> **Source data**:
↓↓↓
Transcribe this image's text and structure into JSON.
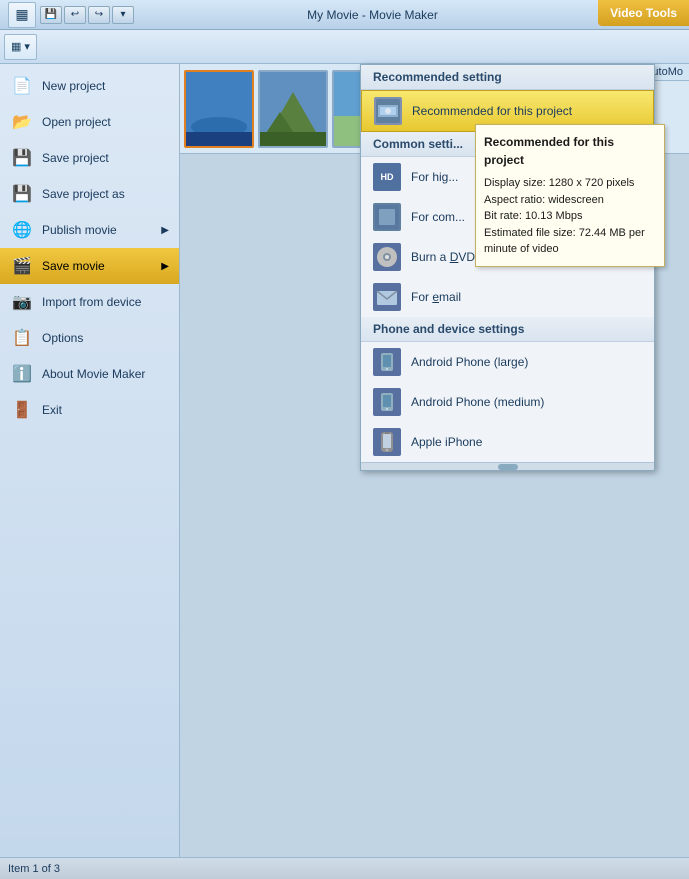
{
  "titleBar": {
    "title": "My Movie - Movie Maker",
    "buttons": [
      "─",
      "□",
      "✕"
    ]
  },
  "videoToolsBadge": "Video Tools",
  "toolbar": {
    "dropdownLabel": "▼",
    "buttons": [
      "◄",
      "►",
      "↩",
      "↪"
    ]
  },
  "leftMenu": {
    "items": [
      {
        "id": "new-project",
        "icon": "📄",
        "label": "New project",
        "arrow": false
      },
      {
        "id": "open-project",
        "icon": "📂",
        "label": "Open project",
        "arrow": false
      },
      {
        "id": "save-project",
        "icon": "💾",
        "label": "Save project",
        "arrow": false
      },
      {
        "id": "save-project-as",
        "icon": "💾",
        "label": "Save project as",
        "arrow": false
      },
      {
        "id": "publish-movie",
        "icon": "🌐",
        "label": "Publish movie",
        "arrow": true
      },
      {
        "id": "save-movie",
        "icon": "🎬",
        "label": "Save movie",
        "arrow": true,
        "active": true
      },
      {
        "id": "import-from-device",
        "icon": "📷",
        "label": "Import from device",
        "arrow": false
      },
      {
        "id": "options",
        "icon": "📋",
        "label": "Options",
        "arrow": false
      },
      {
        "id": "about",
        "icon": "ℹ️",
        "label": "About Movie Maker",
        "arrow": false
      },
      {
        "id": "exit",
        "icon": "🚪",
        "label": "Exit",
        "arrow": false
      }
    ]
  },
  "dropdown": {
    "recommendedSection": {
      "header": "Recommended setting",
      "items": [
        {
          "id": "recommended-this-project",
          "label": "Recommended for this project",
          "highlighted": true
        }
      ]
    },
    "commonSection": {
      "header": "Common setti...",
      "items": [
        {
          "id": "for-high",
          "label": "For hig...",
          "iconText": "HD"
        },
        {
          "id": "for-com",
          "label": "For com...",
          "iconText": "📱"
        },
        {
          "id": "burn-dvd",
          "label": "Burn a DVD",
          "iconText": "💿"
        },
        {
          "id": "for-email",
          "label": "For email",
          "iconText": "✉"
        }
      ]
    },
    "phoneSection": {
      "header": "Phone and device settings",
      "items": [
        {
          "id": "android-large",
          "label": "Android Phone (large)",
          "iconText": "📱"
        },
        {
          "id": "android-medium",
          "label": "Android Phone (medium)",
          "iconText": "📱"
        },
        {
          "id": "apple-iphone",
          "label": "Apple iPhone",
          "iconText": "📱"
        }
      ]
    }
  },
  "tooltip": {
    "title": "Recommended for this project",
    "lines": [
      "Display size: 1280 x 720 pixels",
      "Aspect ratio: widescreen",
      "Bit rate: 10.13 Mbps",
      "Estimated file size: 72.44 MB per minute of video"
    ]
  },
  "autoMoLabel": "AutoMo",
  "statusBar": {
    "text": "Item 1 of 3"
  }
}
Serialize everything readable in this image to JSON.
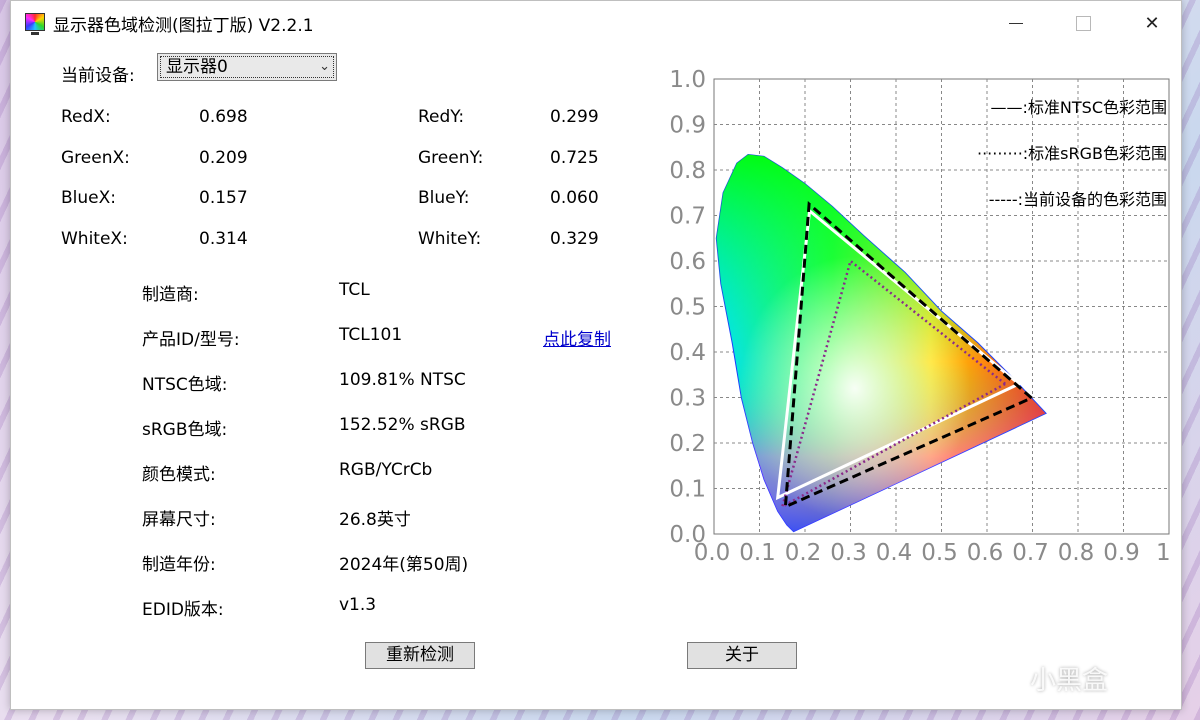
{
  "window": {
    "title": "显示器色域检测(图拉丁版) V2.2.1"
  },
  "device": {
    "label": "当前设备:",
    "selected": "显示器0"
  },
  "coords": [
    {
      "xlabel": "RedX:",
      "xval": "0.698",
      "ylabel": "RedY:",
      "yval": "0.299"
    },
    {
      "xlabel": "GreenX:",
      "xval": "0.209",
      "ylabel": "GreenY:",
      "yval": "0.725"
    },
    {
      "xlabel": "BlueX:",
      "xval": "0.157",
      "ylabel": "BlueY:",
      "yval": "0.060"
    },
    {
      "xlabel": "WhiteX:",
      "xval": "0.314",
      "ylabel": "WhiteY:",
      "yval": "0.329"
    }
  ],
  "info": [
    {
      "label": "制造商:",
      "value": "TCL"
    },
    {
      "label": "产品ID/型号:",
      "value": "TCL101"
    },
    {
      "label": "NTSC色域:",
      "value": "109.81% NTSC"
    },
    {
      "label": "sRGB色域:",
      "value": "152.52% sRGB"
    },
    {
      "label": "颜色模式:",
      "value": "RGB/YCrCb"
    },
    {
      "label": "屏幕尺寸:",
      "value": "26.8英寸"
    },
    {
      "label": "制造年份:",
      "value": "2024年(第50周)"
    },
    {
      "label": "EDID版本:",
      "value": "v1.3"
    }
  ],
  "copy_link": "点此复制",
  "buttons": {
    "redetect": "重新检测",
    "about": "关于"
  },
  "watermark": "小黑盒",
  "chart_data": {
    "type": "scatter",
    "xlim": [
      0,
      1
    ],
    "ylim": [
      0,
      1
    ],
    "grid": true,
    "x_ticks": [
      "0.0",
      "0.1",
      "0.2",
      "0.3",
      "0.4",
      "0.5",
      "0.6",
      "0.7",
      "0.8",
      "0.9",
      "1."
    ],
    "y_ticks": [
      "0.0",
      "0.1",
      "0.2",
      "0.3",
      "0.4",
      "0.5",
      "0.6",
      "0.7",
      "0.8",
      "0.9",
      "1.0"
    ],
    "legend_position": "top-right",
    "series": [
      {
        "name": "——:标准NTSC色彩范围",
        "style": "solid",
        "color": "#ffffff",
        "points": [
          [
            0.67,
            0.33
          ],
          [
            0.21,
            0.71
          ],
          [
            0.14,
            0.08
          ]
        ]
      },
      {
        "name": "·········:标准sRGB色彩范围",
        "style": "dotted",
        "color": "#8a2a8a",
        "points": [
          [
            0.64,
            0.33
          ],
          [
            0.3,
            0.6
          ],
          [
            0.15,
            0.06
          ]
        ]
      },
      {
        "name": "-----:当前设备的色彩范围",
        "style": "dashed",
        "color": "#000000",
        "points": [
          [
            0.698,
            0.299
          ],
          [
            0.209,
            0.725
          ],
          [
            0.157,
            0.06
          ]
        ]
      }
    ]
  }
}
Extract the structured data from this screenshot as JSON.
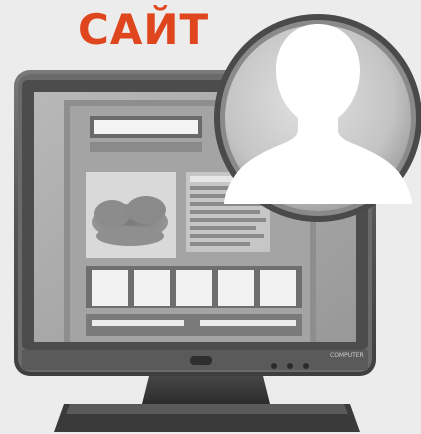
{
  "title": {
    "text": "САЙТ",
    "color": "#e0461e"
  },
  "monitor": {
    "brand_label": "COMPUTER",
    "screen_color": "#a8a8a8",
    "bezel_color": "#5e5e5e"
  },
  "avatar": {
    "icon": "user-silhouette-icon"
  },
  "webpage_mock": {
    "thumbnail_count": 5,
    "footer_bar_count": 2
  }
}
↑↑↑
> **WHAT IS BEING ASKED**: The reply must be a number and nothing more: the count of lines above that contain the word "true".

> **EXERCISE SOLUTION**: 5